Feeds

Harmless Oracle worm raises security fears

Them thar varmints is coming after our databases

The Power of One eBook: Top reasons to choose HP BladeSystem

Gray Hat hackers have posted proof-of-concept code for a worm designed to spread using vulnerabilities in Oracle's database software. The Oracle Voyager worm, which targets Oracle databases with default user accounts and passwords, was posted on a full disclosure list on Monday (31 October). Although not a threat in itself, security researchers fear the code might be used as a template to develop future malware.

The worm uses the a net connection package (called UTL_TCP) to scan for Oracle databases on the same local network. Once it finds another database, the SID is retrieved and the worm uses several default username and password combinations to attempt to log onto the remote database. The proof-of-concept worm is harmless but possible follow-up code may not be so polite.

"In its current state, the worm isn't a terribly significant threat. However, is can be treated as an early warning sign for future variants of the worm that include additional propagation methods," according to a posting by the SANS Institute's Internet Storm Centre, an organisation which tracks net-based threats.

The scope of the potential threat remains unclear. Security experts nonetheless urge Oracle system administrators to take precautions to shore up security defence. US-CERT, for example, offers the following advice:

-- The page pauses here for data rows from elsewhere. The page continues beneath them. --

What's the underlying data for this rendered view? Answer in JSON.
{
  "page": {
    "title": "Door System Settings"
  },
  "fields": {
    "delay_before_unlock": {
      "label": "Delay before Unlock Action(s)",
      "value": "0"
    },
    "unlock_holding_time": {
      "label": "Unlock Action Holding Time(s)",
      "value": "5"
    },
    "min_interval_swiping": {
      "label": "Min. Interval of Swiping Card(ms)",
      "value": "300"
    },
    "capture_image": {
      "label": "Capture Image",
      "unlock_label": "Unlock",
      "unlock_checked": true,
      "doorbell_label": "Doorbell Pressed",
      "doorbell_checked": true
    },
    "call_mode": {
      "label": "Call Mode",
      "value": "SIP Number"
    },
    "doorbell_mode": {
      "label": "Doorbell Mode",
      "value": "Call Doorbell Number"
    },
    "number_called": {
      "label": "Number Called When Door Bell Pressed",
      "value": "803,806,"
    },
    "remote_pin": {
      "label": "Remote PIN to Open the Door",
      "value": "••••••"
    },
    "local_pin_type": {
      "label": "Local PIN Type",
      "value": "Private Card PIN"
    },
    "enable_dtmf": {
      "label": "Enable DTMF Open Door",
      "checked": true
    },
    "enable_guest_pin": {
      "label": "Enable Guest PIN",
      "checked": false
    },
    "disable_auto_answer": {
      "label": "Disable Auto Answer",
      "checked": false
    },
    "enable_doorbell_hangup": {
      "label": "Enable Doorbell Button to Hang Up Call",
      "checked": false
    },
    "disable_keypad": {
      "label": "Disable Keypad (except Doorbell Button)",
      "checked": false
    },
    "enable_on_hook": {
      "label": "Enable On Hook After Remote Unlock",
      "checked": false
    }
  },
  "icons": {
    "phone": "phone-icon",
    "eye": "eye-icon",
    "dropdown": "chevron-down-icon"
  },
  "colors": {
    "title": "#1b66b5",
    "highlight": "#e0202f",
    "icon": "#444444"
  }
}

  • Change default user credentials for Oracle installations
  • Change the default port for the TNS listener
  • Restrict Oracle network access to trusted hosts only
  • Revoke CREATE DATABASE LINK privileges from the CONNECT role

The emergence of what's said to be the first worm targeting Oracle databases illustrates that malicious code is ceasing to be a Windows only concern as malware authors look to exploit security holes beyond the desktop. A detailed analysis of the Oracle Voyager worm by Red Database Security can be found here. ®

The Power of One eBook: Top reasons to choose HP BladeSystem

More from The Register

next story
HIDDEN packet sniffer spy tech in MILLIONS of iPhones, iPads – expert
Don't panic though – Apple's backdoor is not wide open to all, guru tells us
BMW's ConnectedDrive falls over, bosses blame upgrade snafu
Traffic flows up 20% as motorway middle lanes miraculously unclog
LibreSSL RNG bug fix: What's all the forking fuss about, ask devs
Blow to bit-spitter 'tis but a flesh wound, claim team
Mozilla fixes CRITICAL security holes in Firefox, urges v31 upgrade
Misc memory hazards 'could be exploited' - and guess what, one's a Javascript vuln
Putin: Crack Tor for me and I'll make you a MILLIONAIRE
Russian Interior Ministry offers big pile o' roubles for busting pro-privacy browser
Manic malware Mayhem spreads through Linux, FreeBSD web servers
And how Google could cripple infection rate in a second
Don't look, Snowden: Security biz chases Tails with zero-day flaws alert
Exodus vows not to sell secrets of whistleblower's favorite OS
Researcher sat on critical IE bugs for THREE YEARS
VUPEN waited for Pwn2Own cash while IE's sandbox leaked
prev story

Whitepapers

Top three mobile application threats
Prevent sensitive data leakage over insecure channels or stolen mobile devices.
Implementing global e-invoicing with guaranteed legal certainty
Explaining the role local tax compliance plays in successful supply chain management and e-business and how leading global brands are addressing this.
Top 8 considerations to enable and simplify mobility
In this whitepaper learn how to successfully add mobile capabilities simply and cost effectively.
Application security programs and practises
Follow a few strategies and your organization can gain the full benefits of open source and the cloud without compromising the security of your applications.
The Essential Guide to IT Transformation
ServiceNow discusses three IT transformations that can help CIO's automate IT services to transform IT and the enterprise.